By Lori Russell
A great profile begins with an idea. It can be a topic (renewable energy, women traveling solo) or a person’s occupation (glass blower, female pilot in World War II) or an experience in someone’s life (walking the Pacific Crest Trail, recovering from a life-threatening accident or illness).
Here are three ways to take a general idea and shape it into one you can write about:
1. Narrow your focus. Profiles can put a face on a larger issue. By selecting one person who has built a “green home,” you can address how that person sees the issue of renewable and sustainable energy.
2. Turn your ignorance about a subject to your advantage. Act as the interested observer rather than the expert, and use what you find out when you write the story. But don’t forget to keep the audience in mind. For instance, readers of a general interest magazine do not need to know the chemical composition of the glaze a potter uses. The story and the potter is more interesting when you explain that she knows because she holds doctorates in both mathematics and chemistry.
3. Change your intended audience. How is a topic of national interest being handled by someone locally? Does a business in your region have national interest? Changing your intended audience changes the way you write the story.
For ideas, look at your daily newspaper, national publications, and those of your local college, hospital, and businesses. If you have a platform already, don’t limit yourself to just the publications in your area of interest. Listen to the stories of your friends, neighbors, relatives, coworkers, and members of your professional organizations. What are their life experiences, previous jobs, hobbies?
Once you have narrowed your idea to a story that you can write, don’t write it yet.
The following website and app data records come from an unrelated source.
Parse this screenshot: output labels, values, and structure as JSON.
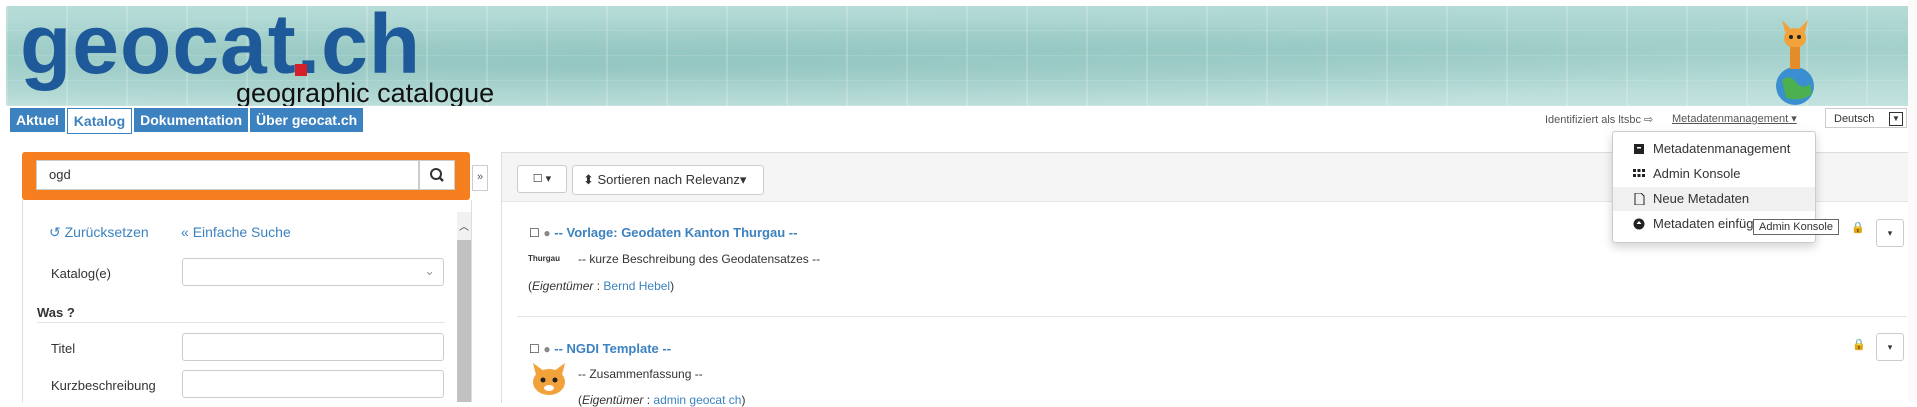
{
  "header": {
    "logo_text": "geocat.ch",
    "logo_sub": "geographic catalogue",
    "tabs": [
      "Aktuel",
      "Katalog",
      "Dokumentation",
      "Über geocat.ch"
    ],
    "identified": "Identifiziert als ltsbc",
    "mgmt": "Metadatenmanagement",
    "language": "Deutsch"
  },
  "search": {
    "value": "ogd",
    "reset": "Zurücksetzen",
    "simple": "Einfache Suche",
    "catalog_label": "Katalog(e)",
    "section": "Was ?",
    "title_label": "Titel",
    "abstract_label": "Kurzbeschreibung",
    "collapse": "»"
  },
  "results": {
    "sort_label": "Sortieren nach Relevanz",
    "records": [
      {
        "title": "-- Vorlage: Geodaten Kanton Thurgau --",
        "logo": "Thurgau",
        "desc": "-- kurze Beschreibung des Geodatensatzes --",
        "owner_label": "Eigentümer",
        "owner": "Bernd Hebel"
      },
      {
        "title": "-- NGDI Template --",
        "desc": "-- Zusammenfassung --",
        "owner_label": "Eigentümer",
        "owner": "admin geocat ch"
      }
    ]
  },
  "menu": {
    "items": [
      "Metadatenmanagement",
      "Admin Konsole",
      "Neue Metadaten",
      "Metadaten einfüg"
    ],
    "tooltip": "Admin Konsole"
  },
  "colors": {
    "brand_blue": "#3d82c0",
    "search_orange": "#f57f1f",
    "logo_red": "#d5202a"
  }
}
Editors rarely, if ever, buy a completed and unsolicited profile article. Most assign a writer an article after receiving a well-written, well thought-out query letter that explains why the idea is perfect for the publication at the time, and why the writer is the perfect person to write it.
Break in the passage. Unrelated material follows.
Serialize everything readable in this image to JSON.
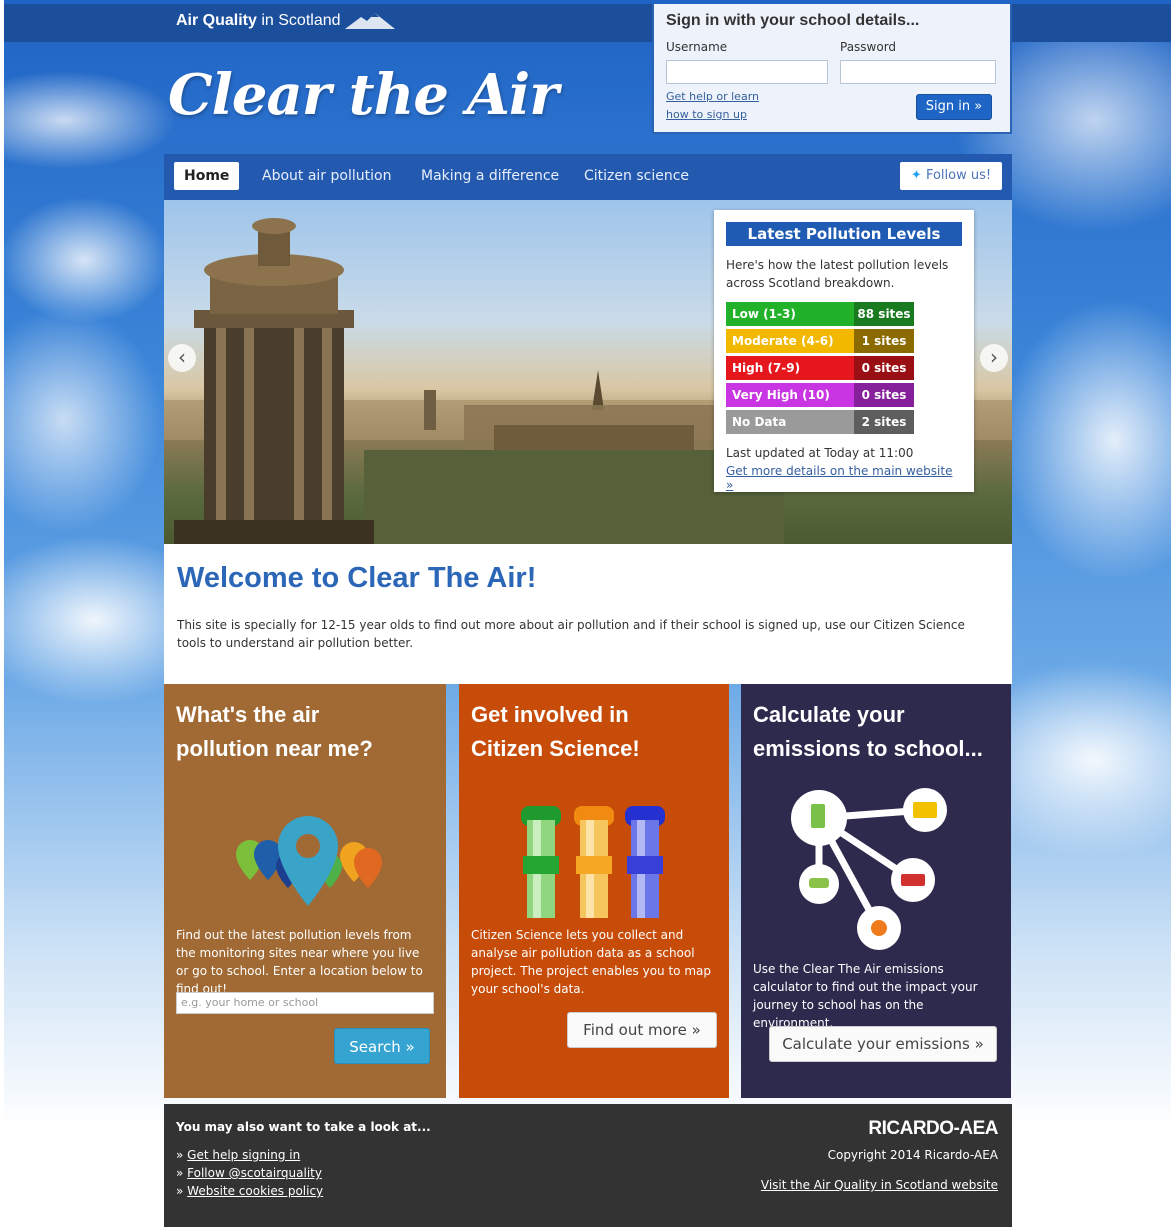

In preparation for writing your query, look at the profiles in the publications you would like to write for. What type of hook do they use? Is the writing style formal or casual? If your profile idea looks like a good fit, review the writer’s guidelines and editorial calendar. Focus on the ideas that you can turn into profiles that someone else will publish. Return the rest to your file until the right time/publication comes along.
This month, review some publications that print profiles you like to read. Pick two. Jot down anything you notice about the articles’ length, style, and format. Pick two topics or subjects you might profile for this publication. Then get ready to query.
Lori Russell has written profiles about people, their passions and their places for more than a decade. Her nonfiction articles have been published online and in magazines and newspapers around the country. She is a contributing editor for Columbia Gorge Magazine, a regular contributor to Ruralite magazine and has co-written the “In the Spotlight’ column for WOTR for the past two years. She is currently enjoying a writing residency teaching memoir writing to high school students through Columbia Gorge Arts in Education, an organization that brings professional writers and artists to the public schools.